Also Read: Subungual Melanoma: Causes, Symptoms And Treatment
The condition of Beau’s lines arises when the growth of the nail is restricted at the nail matrix, which is the juncture at which the nail surfaces from the skin in fingers. They appear as noticeable horizontal lines, at times with a slight yellow discolouration like in fungal nail infections.
Beau’s lines also trigger soreness and pain in certain instances at the fingertips, from discomfort due to the abnormally-shaped nails. Beau’s lines can also arise in the toenails.
The doctor usually conducts a thorough external examination of the nails in the fingers and toes to look for signs of indented surfaces stretching horizontally across the nailbed. He also enquires if the patient has experienced any severe infection or injury in the fingertips or nails to determine if that could be the cause of Beau’s lines.
The physician then collects blood samples to see if any pre-existing illnesses such as diabetes or thyroid could be the reason for the patient exhibiting Beau’s lines on nails. The healthcare provider also measures the distance between the cuticle and the tip of Beau’s lines to evaluate how long before the dents have surfaced, since the normal rate of growth of fingernails is 0.1 mm per day and that of toenails is 0.03 mm per day.
Upon confirming the diagnosis of Beau’s lines, the doctor recommends the appropriate treatment depending on the cause of indented nails. Nails grow at a slow pace and take up to 6 months to develop fully and replace the broken or damaged tissues. If injury or infection is the cause of Beau’s lines, then applying creams to soothe pain and swelling in the area of the fingernails will heal the condition.

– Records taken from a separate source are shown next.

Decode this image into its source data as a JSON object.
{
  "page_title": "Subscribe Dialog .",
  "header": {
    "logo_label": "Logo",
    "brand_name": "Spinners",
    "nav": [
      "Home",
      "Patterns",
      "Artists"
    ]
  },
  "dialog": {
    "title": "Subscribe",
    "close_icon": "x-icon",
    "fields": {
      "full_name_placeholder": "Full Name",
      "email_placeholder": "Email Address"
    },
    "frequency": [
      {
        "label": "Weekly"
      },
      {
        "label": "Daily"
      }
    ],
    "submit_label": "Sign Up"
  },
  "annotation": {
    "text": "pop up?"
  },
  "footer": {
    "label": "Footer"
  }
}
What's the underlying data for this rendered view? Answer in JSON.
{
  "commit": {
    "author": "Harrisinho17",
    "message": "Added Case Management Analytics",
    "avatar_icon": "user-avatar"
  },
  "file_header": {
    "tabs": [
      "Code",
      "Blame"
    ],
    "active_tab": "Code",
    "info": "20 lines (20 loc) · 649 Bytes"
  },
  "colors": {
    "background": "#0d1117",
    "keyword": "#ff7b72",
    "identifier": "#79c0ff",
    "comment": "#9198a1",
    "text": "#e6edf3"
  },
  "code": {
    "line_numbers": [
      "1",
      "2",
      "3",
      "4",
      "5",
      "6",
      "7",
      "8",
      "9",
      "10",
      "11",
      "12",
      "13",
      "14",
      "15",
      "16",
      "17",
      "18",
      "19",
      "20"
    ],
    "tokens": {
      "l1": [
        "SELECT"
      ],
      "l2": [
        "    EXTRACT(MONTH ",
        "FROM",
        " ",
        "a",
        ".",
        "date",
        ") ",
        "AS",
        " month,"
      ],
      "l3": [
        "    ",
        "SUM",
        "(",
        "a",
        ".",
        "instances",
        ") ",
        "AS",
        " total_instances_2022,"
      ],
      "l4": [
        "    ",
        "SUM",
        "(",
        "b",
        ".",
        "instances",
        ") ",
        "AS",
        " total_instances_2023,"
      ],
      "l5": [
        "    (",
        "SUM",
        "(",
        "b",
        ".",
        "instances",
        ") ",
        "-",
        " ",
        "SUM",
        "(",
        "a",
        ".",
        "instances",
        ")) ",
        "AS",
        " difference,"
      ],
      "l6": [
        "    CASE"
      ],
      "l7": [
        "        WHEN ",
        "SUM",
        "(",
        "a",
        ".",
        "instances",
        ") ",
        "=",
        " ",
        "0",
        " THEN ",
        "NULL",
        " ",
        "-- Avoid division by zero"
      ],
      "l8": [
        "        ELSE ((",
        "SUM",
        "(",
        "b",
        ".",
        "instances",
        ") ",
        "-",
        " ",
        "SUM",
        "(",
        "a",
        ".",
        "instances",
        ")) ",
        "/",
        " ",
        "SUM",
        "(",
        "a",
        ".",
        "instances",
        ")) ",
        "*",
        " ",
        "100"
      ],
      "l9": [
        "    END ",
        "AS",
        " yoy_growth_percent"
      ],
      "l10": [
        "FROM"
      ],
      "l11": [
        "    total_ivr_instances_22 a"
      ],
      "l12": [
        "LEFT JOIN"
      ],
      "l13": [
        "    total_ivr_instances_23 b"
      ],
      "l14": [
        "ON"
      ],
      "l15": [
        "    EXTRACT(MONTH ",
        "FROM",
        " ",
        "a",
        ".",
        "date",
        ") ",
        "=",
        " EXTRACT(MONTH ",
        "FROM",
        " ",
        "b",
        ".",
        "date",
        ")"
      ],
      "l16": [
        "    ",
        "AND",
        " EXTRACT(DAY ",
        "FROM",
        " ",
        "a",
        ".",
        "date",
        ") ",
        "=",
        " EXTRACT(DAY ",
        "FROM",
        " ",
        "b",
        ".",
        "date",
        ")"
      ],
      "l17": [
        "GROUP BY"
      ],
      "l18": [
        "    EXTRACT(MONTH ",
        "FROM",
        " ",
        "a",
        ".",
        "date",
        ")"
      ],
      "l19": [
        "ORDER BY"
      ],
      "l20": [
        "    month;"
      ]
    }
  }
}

In case an underlying ailment is triggering Beau’s lines, then taking remedial measures to rectify the health anomaly will eventually diminish the signs of Beau’s lines as well. If the medical expert ascertains that acute kidney failure is the reason for the appearance of Beau’s lines, then the patient must be hospitalized and given pertinent medical treatment at once, to repair the kidneys and ensure a complete recovery.